-- WHAT TO DO --
Each of the entries below is to be written out exactly, and the images skipped.

-- DATASET CONTENT --
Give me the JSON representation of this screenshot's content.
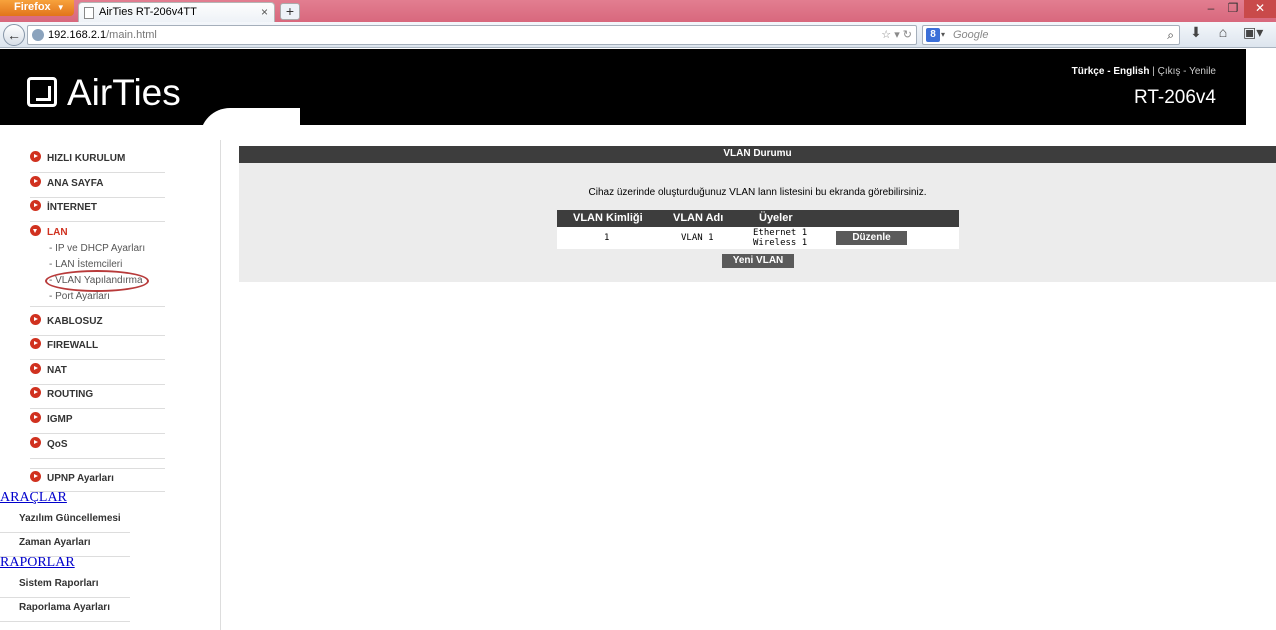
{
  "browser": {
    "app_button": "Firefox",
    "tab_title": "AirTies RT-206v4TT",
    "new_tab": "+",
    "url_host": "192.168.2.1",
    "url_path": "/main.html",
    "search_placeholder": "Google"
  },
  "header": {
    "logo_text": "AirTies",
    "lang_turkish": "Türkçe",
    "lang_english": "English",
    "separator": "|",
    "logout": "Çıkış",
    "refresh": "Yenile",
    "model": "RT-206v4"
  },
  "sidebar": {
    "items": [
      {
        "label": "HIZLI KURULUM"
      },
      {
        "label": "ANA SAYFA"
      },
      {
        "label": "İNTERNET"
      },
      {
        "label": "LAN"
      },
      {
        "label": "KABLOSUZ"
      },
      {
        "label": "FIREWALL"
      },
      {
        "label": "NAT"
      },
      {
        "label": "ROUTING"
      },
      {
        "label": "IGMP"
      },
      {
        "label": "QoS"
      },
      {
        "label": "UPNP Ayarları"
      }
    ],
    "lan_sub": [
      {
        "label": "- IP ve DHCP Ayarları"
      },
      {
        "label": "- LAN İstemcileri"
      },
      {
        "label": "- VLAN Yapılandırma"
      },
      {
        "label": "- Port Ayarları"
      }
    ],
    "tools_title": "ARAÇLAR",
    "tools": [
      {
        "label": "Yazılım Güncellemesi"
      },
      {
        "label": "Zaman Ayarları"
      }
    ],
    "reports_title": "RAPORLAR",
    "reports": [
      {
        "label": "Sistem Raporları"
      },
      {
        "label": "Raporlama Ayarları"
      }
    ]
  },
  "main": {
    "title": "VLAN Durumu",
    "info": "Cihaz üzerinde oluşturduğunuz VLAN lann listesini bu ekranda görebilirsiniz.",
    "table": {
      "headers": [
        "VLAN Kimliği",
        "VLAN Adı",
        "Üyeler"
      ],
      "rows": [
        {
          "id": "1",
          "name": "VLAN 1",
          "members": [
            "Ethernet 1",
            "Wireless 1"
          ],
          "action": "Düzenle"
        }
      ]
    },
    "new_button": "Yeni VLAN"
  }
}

-- RESULT FOR THIS TASK --
Give me the JSON representation of this screenshot's content.
{
  "browser": {
    "app_button": "Firefox",
    "tab_title": "AirTies RT-206v4TT",
    "new_tab": "+",
    "url_host": "192.168.2.1",
    "url_path": "/main.html",
    "search_placeholder": "Google"
  },
  "header": {
    "logo_text": "AirTies",
    "lang_turkish": "Türkçe",
    "lang_english": "English",
    "separator": "|",
    "logout": "Çıkış",
    "refresh": "Yenile",
    "model": "RT-206v4"
  },
  "sidebar": {
    "items": [
      {
        "label": "HIZLI KURULUM"
      },
      {
        "label": "ANA SAYFA"
      },
      {
        "label": "İNTERNET"
      },
      {
        "label": "LAN"
      },
      {
        "label": "KABLOSUZ"
      },
      {
        "label": "FIREWALL"
      },
      {
        "label": "NAT"
      },
      {
        "label": "ROUTING"
      },
      {
        "label": "IGMP"
      },
      {
        "label": "QoS"
      },
      {
        "label": "UPNP Ayarları"
      }
    ],
    "lan_sub": [
      {
        "label": "- IP ve DHCP Ayarları"
      },
      {
        "label": "- LAN İstemcileri"
      },
      {
        "label": "- VLAN Yapılandırma"
      },
      {
        "label": "- Port Ayarları"
      }
    ],
    "tools_title": "ARAÇLAR",
    "tools": [
      {
        "label": "Yazılım Güncellemesi"
      },
      {
        "label": "Zaman Ayarları"
      }
    ],
    "reports_title": "RAPORLAR",
    "reports": [
      {
        "label": "Sistem Raporları"
      },
      {
        "label": "Raporlama Ayarları"
      }
    ]
  },
  "main": {
    "title": "VLAN Durumu",
    "info": "Cihaz üzerinde oluşturduğunuz VLAN lann listesini bu ekranda görebilirsiniz.",
    "table": {
      "headers": [
        "VLAN Kimliği",
        "VLAN Adı",
        "Üyeler"
      ],
      "rows": [
        {
          "id": "1",
          "name": "VLAN 1",
          "members": [
            "Ethernet 1",
            "Wireless 1"
          ],
          "action": "Düzenle"
        }
      ]
    },
    "new_button": "Yeni VLAN"
  }
}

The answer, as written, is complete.